This week, we’re making our inboxes a little more pleasant, creating a place for everything (and everything in its place), mixing up our evening plans, and updating our headshots.

What upgrades did you make this week? Let us know in the comments.

Turn your inbox into a source of inspiration

We recently highlighted our favourite newsletters, but I realised there are so many more that make me smarter and turn me on to new people, things and concepts. Laura Olin’s includes interesting links and job opportunities for writers and strategists; Jocelyn K. Glei’s (she also has a great podcast, Hurry Slowly) is all about living more conscientiously and filling your time with the things that matter; and Mollie Chen, the founder of BirchBox, has a super honest newsletter that gives advice on careers, motherhood and unplugging. They make my weeks much better when they arrive in my inbox.

Alicia Adamczyk, Staff Writer

Break up mealtime monotony with a subscription box

My girlfriend and I signed up for a meal kit service because we’re both lazy remote workers that want everything brought to us. Both of us were decent cooks already, but it’s been a lot of fun learning to cook simple recipes that are outside of our wheelhouse. It’s a fun couple activity, too! Last night we made some harissa glazed drumsticks with veggies together and it was very tasty.

Patrick Allan, Staff Writer

Invest in professional headshots

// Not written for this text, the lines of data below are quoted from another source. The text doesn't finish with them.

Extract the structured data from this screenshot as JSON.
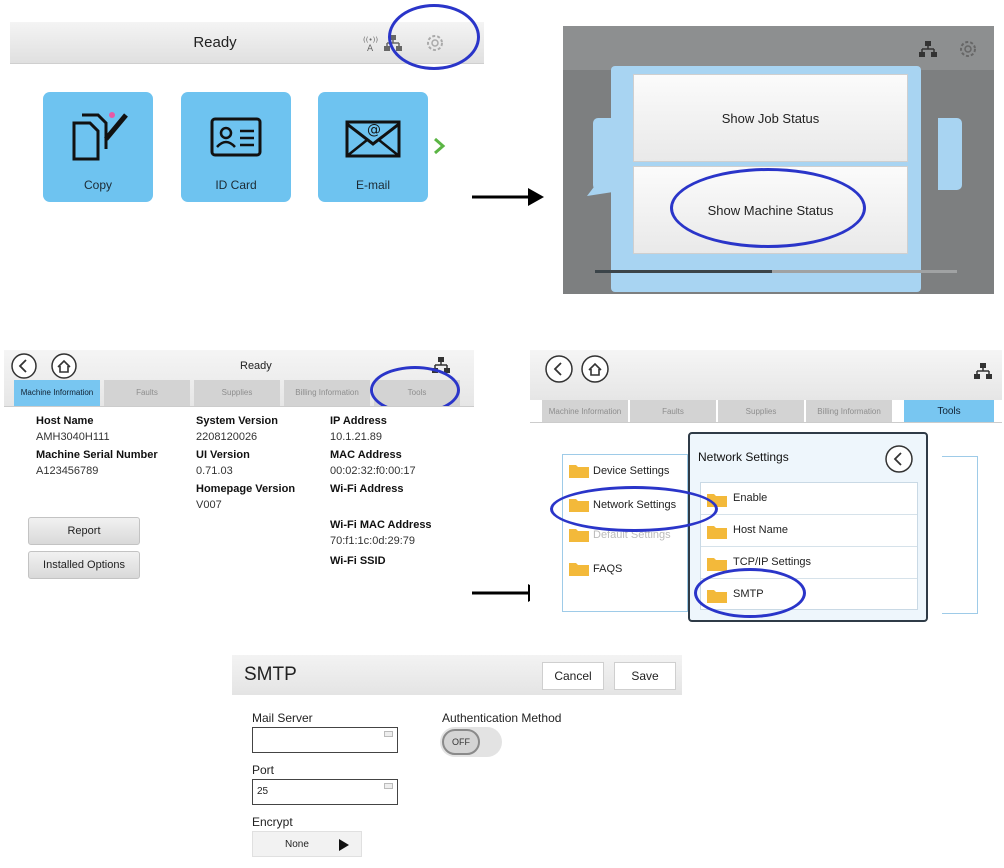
{
  "home": {
    "status": "Ready",
    "tiles": [
      {
        "label": "Copy",
        "icon": "copy-icon"
      },
      {
        "label": "ID Card",
        "icon": "id-card-icon"
      },
      {
        "label": "E-mail",
        "icon": "email-icon"
      }
    ],
    "icons": [
      "wireless-icon",
      "network-icon",
      "settings-gear-icon",
      "chevron-right-icon"
    ]
  },
  "status_menu": {
    "items": [
      "Show Job Status",
      "Show Machine Status"
    ],
    "progress": 0.49
  },
  "machine_info": {
    "status": "Ready",
    "tabs": [
      "Machine Information",
      "Faults",
      "Supplies",
      "Billing Information",
      "Tools"
    ],
    "host_name_label": "Host Name",
    "host_name": "AMH3040H111",
    "serial_label": "Machine Serial Number",
    "serial": "A123456789",
    "system_version_label": "System Version",
    "system_version": "2208120026",
    "ui_version_label": "UI Version",
    "ui_version": "0.71.03",
    "homepage_version_label": "Homepage Version",
    "homepage_version": "V007",
    "ip_label": "IP Address",
    "ip": "10.1.21.89",
    "mac_label": "MAC Address",
    "mac": "00:02:32:f0:00:17",
    "wifi_label": "Wi-Fi Address",
    "wifi_mac_label": "Wi-Fi MAC Address",
    "wifi_mac": "70:f1:1c:0d:29:79",
    "wifi_ssid_label": "Wi-Fi SSID",
    "report_button": "Report",
    "installed_options_button": "Installed Options"
  },
  "tools": {
    "tabs": [
      "Machine Information",
      "Faults",
      "Supplies",
      "Billing Information",
      "Tools"
    ],
    "list": [
      "Device Settings",
      "Network Settings",
      "Default Settings",
      "FAQS"
    ],
    "dialog_title": "Network Settings",
    "dialog_items": [
      "Enable",
      "Host Name",
      "TCP/IP Settings",
      "SMTP"
    ]
  },
  "smtp": {
    "title": "SMTP",
    "cancel": "Cancel",
    "save": "Save",
    "mail_server_label": "Mail Server",
    "mail_server_value": "",
    "auth_label": "Authentication Method",
    "auth_toggle": "OFF",
    "port_label": "Port",
    "port_value": "25",
    "encrypt_label": "Encrypt",
    "encrypt_value": "None"
  },
  "colors": {
    "tile_blue": "#6ec3f0",
    "tab_active": "#78c6f1",
    "highlight_circle": "#2a35c9",
    "popup_bg": "#7d7f80"
  }
}
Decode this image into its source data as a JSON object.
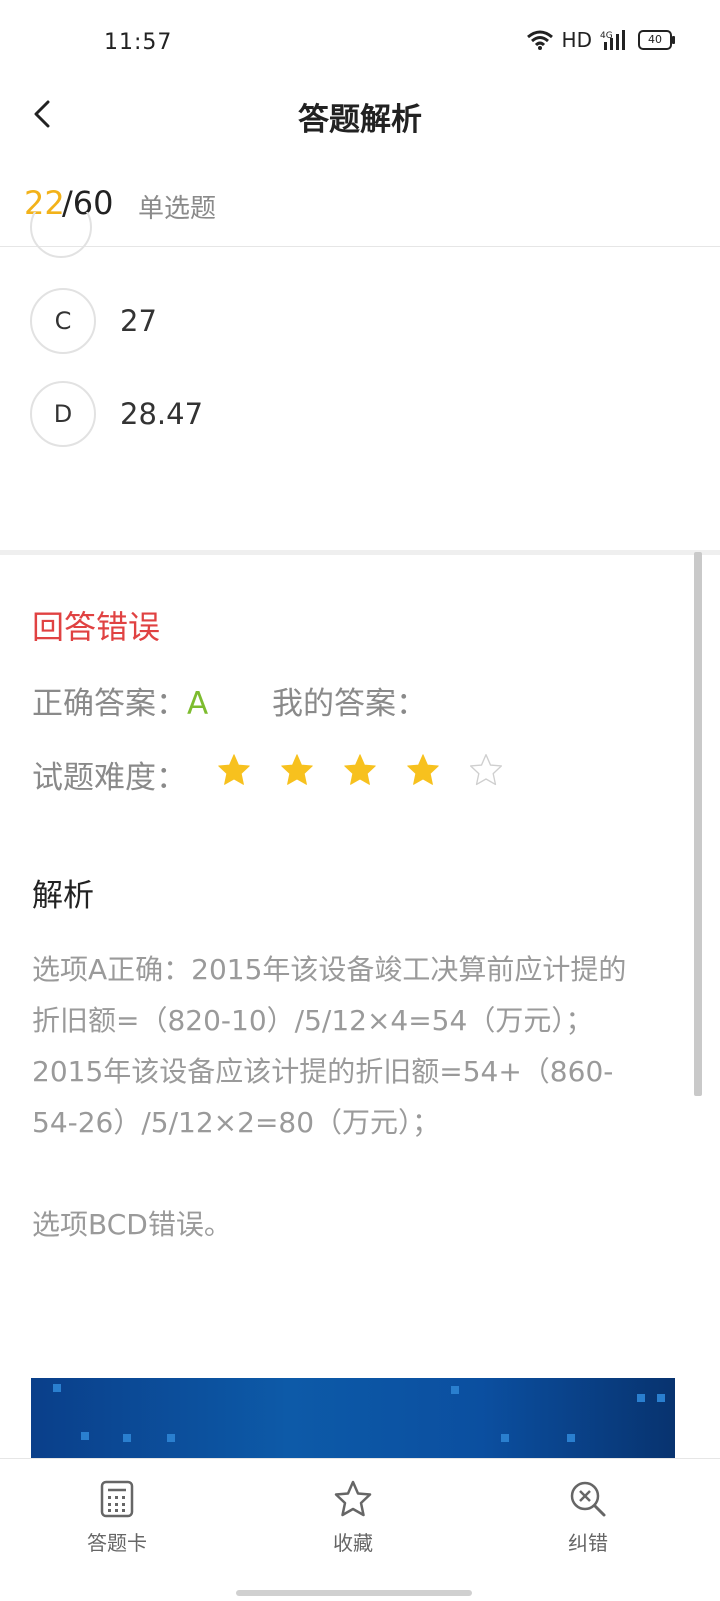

I had some new photos taken for all my profile pics, and I feel 30 per cent more professional, at least on the internet. Next time, I won’t wait another eight years to do this. One neat thing: My photographer friend sent me my photo in five different colours, in case I get tired of the yellow.

Michelle Woo, Parenting Editor

Add some variety to your social circle

I got a drink with someone I met last month; he works in tech and we talked about tech addiction, podcasts, and keeping up friendships in adulthood. Sometimes my old friends and I get sick of each other’s pet conversation topics, so it’s nice to have someone new to hash all that stuff out with.

Nick Douglas, Staff Writer

Stop fighting your caffeine addiction

I’m not quite sure this counts as an upgrade, but it has been to me. After months of on and off struggles to cut out coffee, I realised something: Coffee was never really doing me any harm; I didn’t feel notably better without it (in fact, I felt worse, and just generally resentful); and the whole thing was a fruitless, misguided attempt at some kind of vague self-improvement. So I started drinking coffee again, this time without any weird self-imposed guilt. Not in mass quantities, to be fair, but adding back a cup or two a day has improved my quality of life exponentially. I chalk this up to a lesson in choosing your battles.

Virginia K. Smith, Managing Editor

Hang your hat

Thanks to a recent bout of inclement weather and my genetic disposition toward baldness, I’ve taken to wearing a baseball cap whenever I head outside. Unfortunately, my dog has taken to dozing off with said hat whenever it’s not on my head. He was obviously trying to teach me a lesson every time he slept on, licked, or dragged my cap around the floor: Put your stuff away. So I bought an adhesive wall hook, stuck it to my bookcase, and made a pretty cool place to conveniently store my cap. Everybody wins.

Patrick Austin, Staff Writer

Make the most out of your work travel

I upgraded my life from the warm, lovely San Francisco Bay Area to the snownado-filled streets of New York City – but only for a week. While visiting Lifehacker HQ, I tested all sorts of new ways to keep people from handing me flyers or bugging me about getting a photo with their costumed selves, and I researched different techniques for encouraging tourists to GTFO of the way. I was unsuccessful at getting Bernadette Peters to acknowledge my existence during my trip, but I was able to protect my wallet from the siren call of every item in the Hamilton pop-up store.

David Murphy, Senior Tech Editor